Race/ethnicity and changing US socioeconomic gradients in breast cancer incidence: California and Massachusetts, 1978-2002 (United States)

Cancer Causes Control. 2006 Mar;17(2):217-26. doi: 10.1007/s10552-005-0408-1.


Objective: We tested the hypothesis that the US socioeconomic gradient in breast cancer incidence is declining, with the decline most pronounced among racial/ethnic groups with the highest incidence rates.
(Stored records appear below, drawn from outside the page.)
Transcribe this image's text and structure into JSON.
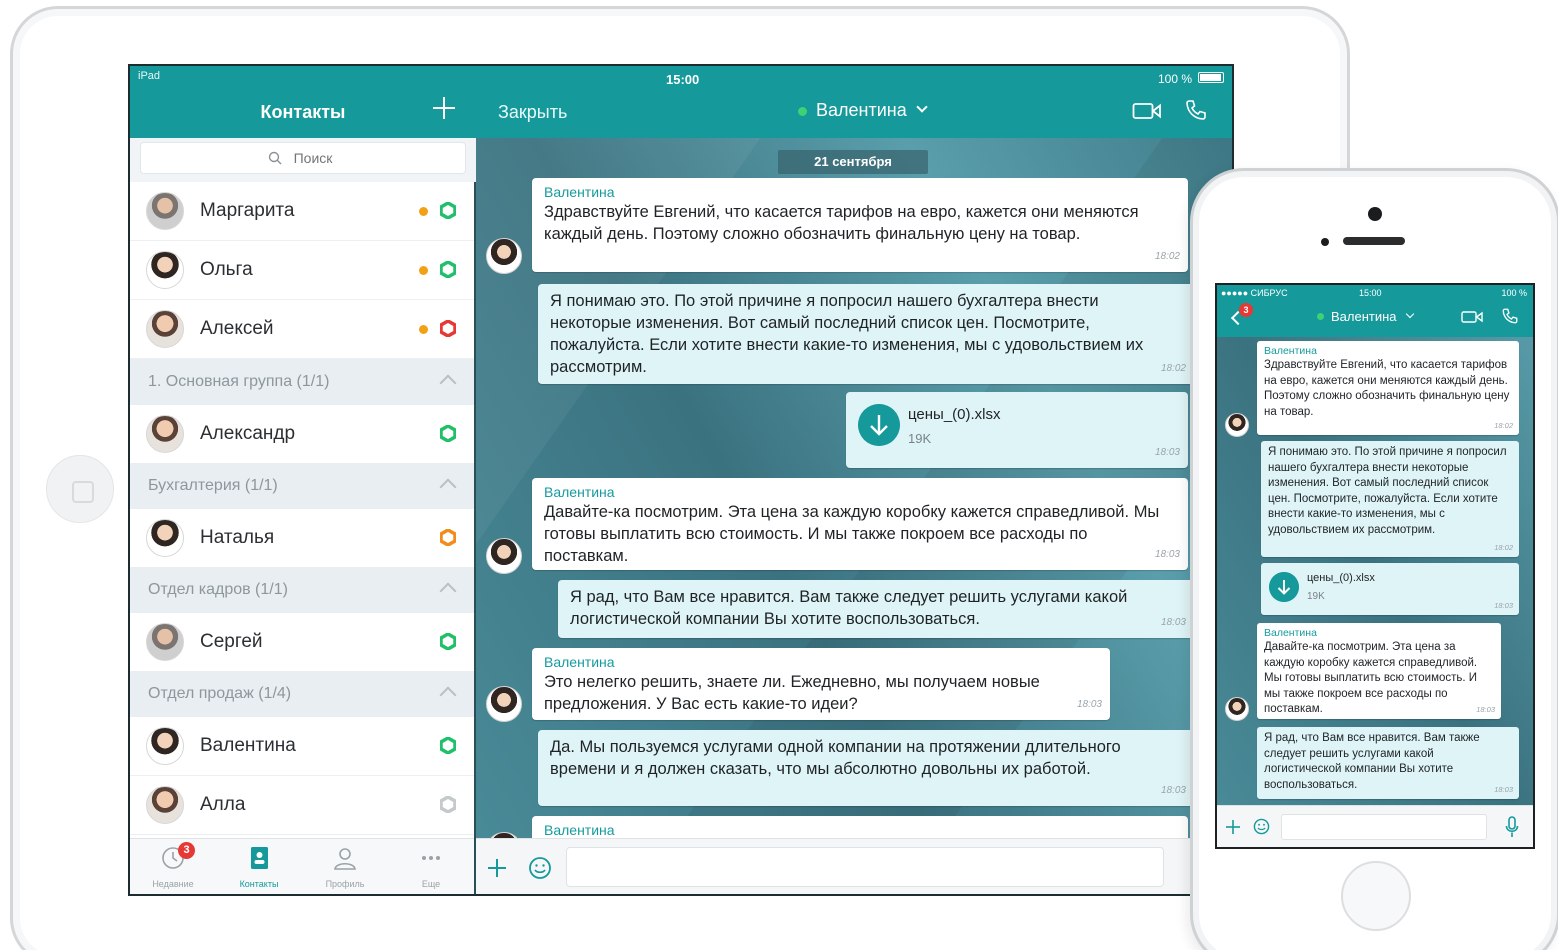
{
  "colors": {
    "teal": "#15999a",
    "online": "#3fd175",
    "away": "#f2a014",
    "busy": "#e53935",
    "bubble_out": "#dff4f6"
  },
  "ipad": {
    "status": {
      "carrier": "iPad",
      "time": "15:00",
      "battery": "100 %"
    },
    "contacts": {
      "title": "Контакты",
      "search_placeholder": "Поиск",
      "items": [
        {
          "name": "Маргарита",
          "status": "away+online"
        },
        {
          "name": "Ольга",
          "status": "away+online"
        },
        {
          "name": "Алексей",
          "status": "away+busy"
        }
      ],
      "groups": [
        {
          "label": "1. Основная группа (1/1)",
          "members": [
            {
              "name": "Александр",
              "status": "online"
            }
          ]
        },
        {
          "label": "Бухгалтерия (1/1)",
          "members": [
            {
              "name": "Наталья",
              "status": "dnd-orange"
            }
          ]
        },
        {
          "label": "Отдел кадров (1/1)",
          "members": [
            {
              "name": "Сергей",
              "status": "online"
            }
          ]
        },
        {
          "label": "Отдел продаж (1/4)",
          "members": [
            {
              "name": "Валентина",
              "status": "online"
            },
            {
              "name": "Алла",
              "status": "offline"
            }
          ]
        }
      ]
    },
    "tabs": [
      {
        "label": "Недавние",
        "icon": "clock-icon",
        "badge": "3"
      },
      {
        "label": "Контакты",
        "icon": "contacts-icon",
        "active": true
      },
      {
        "label": "Профиль",
        "icon": "profile-icon"
      },
      {
        "label": "Еще",
        "icon": "more-icon"
      }
    ],
    "chat": {
      "close_label": "Закрыть",
      "contact_name": "Валентина",
      "date": "21 сентября",
      "messages": [
        {
          "sender": "Валентина",
          "text": "Здравствуйте Евгений, что касается тарифов на евро, кажется они меняются каждый день. Поэтому сложно обозначить финальную цену на товар.",
          "time": "18:02"
        },
        {
          "text": "Я понимаю это. По этой причине я попросил нашего бухгалтера внести некоторые изменения. Вот самый последний список цен. Посмотрите, пожалуйста. Если хотите внести какие-то изменения, мы с удовольствием их рассмотрим.",
          "time": "18:02"
        },
        {
          "file": "цены_(0).xlsx",
          "size": "19K",
          "time": "18:03"
        },
        {
          "sender": "Валентина",
          "text": "Давайте-ка посмотрим. Эта цена за каждую коробку кажется справедливой. Мы готовы выплатить всю стоимость. И мы также покроем все расходы по поставкам.",
          "time": "18:03"
        },
        {
          "text": "Я рад, что Вам все нравится. Вам также следует решить услугами какой логистической компании Вы хотите воспользоваться.",
          "time": "18:03"
        },
        {
          "sender": "Валентина",
          "text": "Это нелегко решить, знаете ли. Ежедневно, мы получаем новые предложения. У Вас есть какие-то идеи?",
          "time": "18:03"
        },
        {
          "text": "Да. Мы пользуемся услугами одной компании на протяжении длительного времени и я должен сказать, что мы абсолютно довольны их работой.",
          "time": "18:03"
        },
        {
          "sender": "Валентина"
        }
      ]
    }
  },
  "iphone": {
    "status": {
      "carrier": "●●●●● СИБРУС",
      "time": "15:00",
      "battery": "100 %"
    },
    "back_badge": "3",
    "contact_name": "Валентина",
    "messages": [
      {
        "sender": "Валентина",
        "text": "Здравствуйте Евгений, что касается тарифов на евро, кажется они меняются каждый день. Поэтому сложно обозначить финальную цену на товар.",
        "time": "18:02"
      },
      {
        "text": "Я понимаю это. По этой причине я попросил нашего бухгалтера внести некоторые изменения. Вот самый последний список цен. Посмотрите, пожалуйста. Если хотите внести какие-то изменения, мы с удовольствием их рассмотрим.",
        "time": "18:02"
      },
      {
        "file": "цены_(0).xlsx",
        "size": "19K",
        "time": "18:03"
      },
      {
        "sender": "Валентина",
        "text": "Давайте-ка посмотрим. Эта цена за каждую коробку кажется справедливой. Мы готовы выплатить всю стоимость. И мы также покроем все расходы по поставкам.",
        "time": "18:03"
      },
      {
        "text": "Я рад, что Вам все нравится. Вам также следует решить услугами какой логистической компании Вы хотите воспользоваться.",
        "time": "18:03"
      }
    ]
  }
}
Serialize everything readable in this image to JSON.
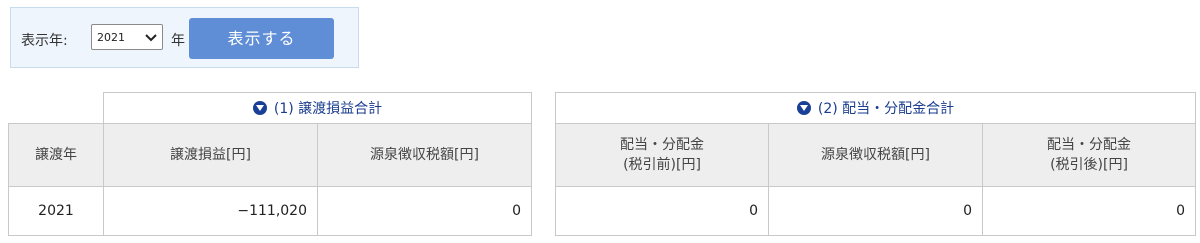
{
  "filter": {
    "label": "表示年:",
    "year_value": "2021",
    "year_suffix": "年",
    "show_button": "表示する"
  },
  "icons": {
    "select_chevron": "chevron-down-icon",
    "group_toggle": "triangle-down-circle-icon"
  },
  "colors": {
    "button": "#5f8ed6",
    "group_title": "#1a3d8f",
    "header_bg": "#eeeeee",
    "filter_bg": "#eef5fc"
  },
  "table1": {
    "group_title": "(1) 譲渡損益合計",
    "headers": [
      "譲渡年",
      "譲渡損益[円]",
      "源泉徴収税額[円]"
    ],
    "rows": [
      [
        "2021",
        "−111,020",
        "0"
      ]
    ]
  },
  "table2": {
    "group_title": "(2) 配当・分配金合計",
    "headers": [
      [
        "配当・分配金",
        "(税引前)[円]"
      ],
      [
        "源泉徴収税額[円]"
      ],
      [
        "配当・分配金",
        "(税引後)[円]"
      ]
    ],
    "rows": [
      [
        "0",
        "0",
        "0"
      ]
    ]
  }
}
Methods: We geocoded the invasive incident breast cancer cases for three US population-based cancer registries covering: Los Angeles County, CA (1978-1982, 1988-1992, 1998-2002; n = 68,762 cases), the San Francisco Bay Area, CA (1978-1982, 1988-1992, 1998-2002; n = 37,210 cases) and Massachusetts (1988-1992, 1998-2002; n = 48,111 cases), linked the records to census tract area-based socioeconomic measures, and, for each socioeconomic stratum, computed average annual breast cancer incidence rates for the 5-year period straddling the 1980, 1990, and 2000 census, overall and by race/ethnicity and gender.

Results: Our findings indicate that the socioeconomic gradient in breast cancer incidence is: (a) relatively small (at most 1.2) and stable among US white non-Hispanic and black women; (b) sharper and generally increasing among Hispanic and Asian and Pacific Islander American women; and (c) cannot be meaningfully analyzed without considering effect modification by race/ethnicity and immigration.

Conclusion: Our results indicate that secular changes in US socioeconomic gradients in breast cancer incidence exist and vary by race/ethnicity.

Publication types

  • Research Support, N.I.H., Extramural
  • Research Support, Non-U.S. Gov't

MeSH terms

  • Breast Neoplasms / epidemiology*
  • Breast Neoplasms / ethnology
  • California / epidemiology
  • Female
  • Humans
  • Incidence
  • Massachusetts / epidemiology
  • Socioeconomic Factors